Obama’s favorite method of operation is to push through legislation quicker than it can be examined by lawmakers or the public, thus the slow pace at which things are moving amid these intraparty tensions clearly takes him off his game. And his recent efforts to speed things up only seem to backfire.
For example, he planned to lobby members of the House Energy and Commerce panel on Tuesday, July 21st, hoping to get them to “[finalize] the bill [by] going through it line-by-line and accepting or rejecting amendments.” But Committee Chair Henry Waxman (D-CA) threw a wrench in the works when he canceled the finalization and told Fox News he’d done so because more time was needed for “discussions with [committee] members.”
On the Senate side, things are not moving any faster.
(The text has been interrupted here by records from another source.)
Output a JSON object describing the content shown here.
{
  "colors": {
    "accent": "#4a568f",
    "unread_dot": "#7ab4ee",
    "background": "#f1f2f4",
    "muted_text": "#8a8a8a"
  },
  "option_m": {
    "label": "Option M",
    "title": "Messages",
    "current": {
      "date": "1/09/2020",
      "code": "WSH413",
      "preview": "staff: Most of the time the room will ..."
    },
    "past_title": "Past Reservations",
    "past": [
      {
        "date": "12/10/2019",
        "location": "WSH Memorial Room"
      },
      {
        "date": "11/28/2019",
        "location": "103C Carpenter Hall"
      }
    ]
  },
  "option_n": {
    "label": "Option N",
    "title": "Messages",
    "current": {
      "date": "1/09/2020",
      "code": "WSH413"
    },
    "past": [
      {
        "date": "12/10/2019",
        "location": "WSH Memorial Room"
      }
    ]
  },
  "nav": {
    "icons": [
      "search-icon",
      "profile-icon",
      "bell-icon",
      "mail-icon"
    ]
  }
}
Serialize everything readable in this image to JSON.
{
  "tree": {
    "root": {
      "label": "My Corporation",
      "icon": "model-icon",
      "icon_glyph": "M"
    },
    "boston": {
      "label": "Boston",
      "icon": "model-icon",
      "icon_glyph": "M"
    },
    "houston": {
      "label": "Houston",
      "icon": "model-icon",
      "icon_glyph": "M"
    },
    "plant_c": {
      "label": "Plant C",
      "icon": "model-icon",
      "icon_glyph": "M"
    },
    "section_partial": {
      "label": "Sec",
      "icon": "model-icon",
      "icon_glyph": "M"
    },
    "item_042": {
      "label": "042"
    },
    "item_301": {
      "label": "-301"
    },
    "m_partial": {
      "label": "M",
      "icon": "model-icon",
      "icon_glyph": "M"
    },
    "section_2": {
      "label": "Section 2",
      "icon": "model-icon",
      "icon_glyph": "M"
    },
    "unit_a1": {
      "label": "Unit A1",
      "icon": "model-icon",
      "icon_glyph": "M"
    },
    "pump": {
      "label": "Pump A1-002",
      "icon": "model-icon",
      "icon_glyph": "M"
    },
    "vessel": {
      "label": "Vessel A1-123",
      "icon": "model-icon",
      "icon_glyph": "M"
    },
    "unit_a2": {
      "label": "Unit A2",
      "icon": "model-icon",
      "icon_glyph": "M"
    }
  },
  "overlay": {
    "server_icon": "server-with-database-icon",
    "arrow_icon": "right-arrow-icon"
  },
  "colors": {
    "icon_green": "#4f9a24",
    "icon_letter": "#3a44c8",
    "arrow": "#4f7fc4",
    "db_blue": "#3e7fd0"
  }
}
As a matter of fact, liberal leaning Olympia Snowe (R-Me) made it evident that Senators are as lost in the quagmire as their House counterparts when she told the AP: “[We’re] filling in the blank pages. [Of which] there are about a thousand." And it remains unclear whether Democrat leadership in the Senate shares Obama’s sense of urgency enough to “intervene in hopes of expediting [the] legislation.”
Ultimately, Senators and Representatives are slow to jump on the healthcare proposal bandwagon because their constituents, unlike Obama, understand the ramifications of this push for socialized medicine. Among such citizens, approval of Obama’s healthcare plan “has slid from 57 percent to 49 percent since April,” and disapproval “has risen from 29 percent to 44 percent” over that same period.
In an attempt to curtail this growing opposition to the healthcare proposal, Obama held a press conference on July 22nd in which he tried to scare citizens to his side by claiming our current healthcare system is the single “biggest contributor to our deficit.” But how can healthcare be the biggest contributor to our deficit when our deficit was only $1.3 trillion 6 months ago, but grew to a projected $7.1 trillion with Obama’s first budget?
It doesn’t take a forensic accountant to see that the biggest single contributor to our deficit is really a president who can’t quit spending the American people’s money, and who is now desperate to take over another 1/6 of our Gross Domestic Product which the U.S. healthcare system represents.
As usual, the American people are right for being suspicious of a government that is wrong.